Austin TX Mile 5043.4

We woke up in Cameron LA, very much a working area, and 379.8 miles later, most of it off the Interstate, we went to bed in a Super 8 near the circuit of the Americas in Austin TX. In between the land changed from flat, flat, bayou country to gently rolling Oak covered hills in the middle of Texas, all of it beautiful. We started after breakfast at Anchors Up Grill and drove a couple of miles to a ferry across a channel to the Sabine National Wildlife Refuge. While waiting for the ferry, we watched a pod of dolphins hunt – or, maybe, just playing, either way they were hard to photograph –  and more birdlife than we would see in a week at the Don Edwards San Francisco Wildlife Refuge near home and, it turned out, more than we would see at the Sabin Refuge. And that is what makes this area distinctive, Cameron is a working area but it is also filled with wildlife; the locals, including the oil companies, have a more intimate relationship with nature than any place I can remember.   

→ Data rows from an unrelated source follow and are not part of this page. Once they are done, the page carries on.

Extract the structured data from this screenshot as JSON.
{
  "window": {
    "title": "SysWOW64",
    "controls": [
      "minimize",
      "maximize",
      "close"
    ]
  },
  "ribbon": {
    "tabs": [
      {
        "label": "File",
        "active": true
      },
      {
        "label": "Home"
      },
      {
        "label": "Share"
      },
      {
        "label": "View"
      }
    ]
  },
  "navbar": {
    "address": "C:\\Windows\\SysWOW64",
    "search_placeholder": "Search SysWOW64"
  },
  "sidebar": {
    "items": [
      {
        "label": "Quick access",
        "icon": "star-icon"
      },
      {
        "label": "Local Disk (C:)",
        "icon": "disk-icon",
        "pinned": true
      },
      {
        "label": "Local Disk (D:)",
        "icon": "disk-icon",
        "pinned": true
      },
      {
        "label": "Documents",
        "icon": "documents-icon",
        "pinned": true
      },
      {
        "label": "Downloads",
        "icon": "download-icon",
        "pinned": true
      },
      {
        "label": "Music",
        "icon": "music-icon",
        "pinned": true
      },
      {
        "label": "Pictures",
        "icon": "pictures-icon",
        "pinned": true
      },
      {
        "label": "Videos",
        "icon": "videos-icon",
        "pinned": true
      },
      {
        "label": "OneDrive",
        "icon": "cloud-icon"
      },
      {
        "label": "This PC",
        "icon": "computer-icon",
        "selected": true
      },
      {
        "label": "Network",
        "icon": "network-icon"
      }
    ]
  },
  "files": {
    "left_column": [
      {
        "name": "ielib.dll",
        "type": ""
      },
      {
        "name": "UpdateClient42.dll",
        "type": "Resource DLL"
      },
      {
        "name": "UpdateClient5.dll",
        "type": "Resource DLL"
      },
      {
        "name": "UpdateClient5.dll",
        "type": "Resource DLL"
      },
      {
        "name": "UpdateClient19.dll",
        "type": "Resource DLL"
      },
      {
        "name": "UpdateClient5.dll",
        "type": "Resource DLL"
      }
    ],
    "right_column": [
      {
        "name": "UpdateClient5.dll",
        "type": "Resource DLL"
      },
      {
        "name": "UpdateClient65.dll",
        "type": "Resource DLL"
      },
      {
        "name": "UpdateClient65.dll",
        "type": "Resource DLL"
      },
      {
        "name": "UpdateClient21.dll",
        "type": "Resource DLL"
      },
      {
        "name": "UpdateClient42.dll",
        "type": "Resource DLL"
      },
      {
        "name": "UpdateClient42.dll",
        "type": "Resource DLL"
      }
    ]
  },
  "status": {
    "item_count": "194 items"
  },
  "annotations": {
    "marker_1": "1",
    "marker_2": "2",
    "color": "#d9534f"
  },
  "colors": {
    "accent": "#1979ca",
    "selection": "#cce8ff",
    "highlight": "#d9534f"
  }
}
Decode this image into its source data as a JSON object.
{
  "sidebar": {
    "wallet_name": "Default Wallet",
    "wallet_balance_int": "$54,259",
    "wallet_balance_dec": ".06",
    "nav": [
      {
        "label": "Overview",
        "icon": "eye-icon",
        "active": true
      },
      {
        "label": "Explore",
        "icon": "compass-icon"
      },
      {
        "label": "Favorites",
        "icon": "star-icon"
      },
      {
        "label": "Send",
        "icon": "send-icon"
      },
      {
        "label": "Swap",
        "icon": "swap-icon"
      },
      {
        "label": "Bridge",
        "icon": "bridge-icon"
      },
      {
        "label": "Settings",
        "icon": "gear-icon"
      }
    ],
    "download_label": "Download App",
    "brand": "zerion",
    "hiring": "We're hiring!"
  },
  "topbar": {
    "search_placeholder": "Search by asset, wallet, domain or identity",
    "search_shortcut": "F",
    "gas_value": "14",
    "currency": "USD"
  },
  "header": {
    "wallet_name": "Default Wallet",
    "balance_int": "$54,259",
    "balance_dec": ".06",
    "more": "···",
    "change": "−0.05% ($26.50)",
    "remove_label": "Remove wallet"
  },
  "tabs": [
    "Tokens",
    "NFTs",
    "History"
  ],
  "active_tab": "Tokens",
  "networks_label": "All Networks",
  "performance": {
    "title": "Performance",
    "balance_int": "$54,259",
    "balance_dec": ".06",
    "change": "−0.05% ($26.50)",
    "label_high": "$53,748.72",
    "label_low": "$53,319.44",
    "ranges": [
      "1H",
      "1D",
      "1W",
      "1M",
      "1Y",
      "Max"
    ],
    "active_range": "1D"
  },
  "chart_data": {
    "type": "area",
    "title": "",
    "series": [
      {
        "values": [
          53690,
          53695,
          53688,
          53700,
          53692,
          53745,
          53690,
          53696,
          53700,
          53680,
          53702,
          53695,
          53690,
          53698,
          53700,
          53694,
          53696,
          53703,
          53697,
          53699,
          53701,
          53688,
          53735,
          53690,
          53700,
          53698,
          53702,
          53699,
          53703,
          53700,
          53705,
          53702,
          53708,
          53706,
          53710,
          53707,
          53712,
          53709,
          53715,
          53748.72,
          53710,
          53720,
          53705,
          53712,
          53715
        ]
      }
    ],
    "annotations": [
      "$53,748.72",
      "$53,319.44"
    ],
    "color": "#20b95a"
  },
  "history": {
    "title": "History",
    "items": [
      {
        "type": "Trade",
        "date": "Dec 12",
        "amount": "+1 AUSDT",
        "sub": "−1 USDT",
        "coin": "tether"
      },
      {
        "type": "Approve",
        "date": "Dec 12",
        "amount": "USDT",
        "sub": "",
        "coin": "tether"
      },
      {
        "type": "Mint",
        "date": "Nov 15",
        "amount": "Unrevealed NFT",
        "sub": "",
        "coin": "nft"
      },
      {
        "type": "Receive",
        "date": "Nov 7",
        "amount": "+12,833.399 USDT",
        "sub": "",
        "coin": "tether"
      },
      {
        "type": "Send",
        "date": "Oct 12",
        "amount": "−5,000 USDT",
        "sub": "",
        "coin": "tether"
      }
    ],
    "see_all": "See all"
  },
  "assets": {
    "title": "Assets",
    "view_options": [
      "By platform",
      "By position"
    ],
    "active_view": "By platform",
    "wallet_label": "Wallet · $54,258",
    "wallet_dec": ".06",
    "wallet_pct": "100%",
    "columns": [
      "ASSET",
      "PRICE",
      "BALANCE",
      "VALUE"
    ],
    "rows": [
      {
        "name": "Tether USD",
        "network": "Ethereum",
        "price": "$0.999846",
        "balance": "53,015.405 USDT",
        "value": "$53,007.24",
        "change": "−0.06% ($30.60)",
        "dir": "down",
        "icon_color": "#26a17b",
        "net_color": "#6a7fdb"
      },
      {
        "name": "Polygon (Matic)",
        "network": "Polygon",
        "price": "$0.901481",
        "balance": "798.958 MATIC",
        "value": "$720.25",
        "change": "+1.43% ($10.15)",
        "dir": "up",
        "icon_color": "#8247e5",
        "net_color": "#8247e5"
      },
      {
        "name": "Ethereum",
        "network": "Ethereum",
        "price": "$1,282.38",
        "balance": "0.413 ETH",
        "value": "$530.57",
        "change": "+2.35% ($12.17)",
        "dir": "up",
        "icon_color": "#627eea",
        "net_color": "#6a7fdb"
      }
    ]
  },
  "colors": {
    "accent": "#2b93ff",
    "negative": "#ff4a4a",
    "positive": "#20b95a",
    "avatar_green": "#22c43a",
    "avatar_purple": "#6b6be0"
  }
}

After we left the gulf, we headed inland, crossing from Eastern Louisiana to Western Texas as we crossed the inconsequential Sabine River near Deweyville TX. We wanted to both stay off the Interstate and get north of Houston to avoid, as much as possible, the devastation of  Hurricane Harvey.  But even well north of Houston, we ran into piles of flood damage debris by the side of the road. The land was still flat and we crossed and passed lots of small streams and ponds, but the vegetation slowly changed. When we stopped for a mediocre lunch, we were well into Texas.
Driving on back roads with trees on both sides it was hard to know where we were. We drove through country that didn’t seem to change, with the occasional towns all looking pretty much the same except for the FEMA signs. One thing that surprised me is that, although this is poor country, there is a sprinkling of big, new, houses, much like we would find in the Gold Rush Country. Slowly, slowly, almost imperceptibly, the flat land began to change to low rolling hills. Just after sunset, we rolled into Austin.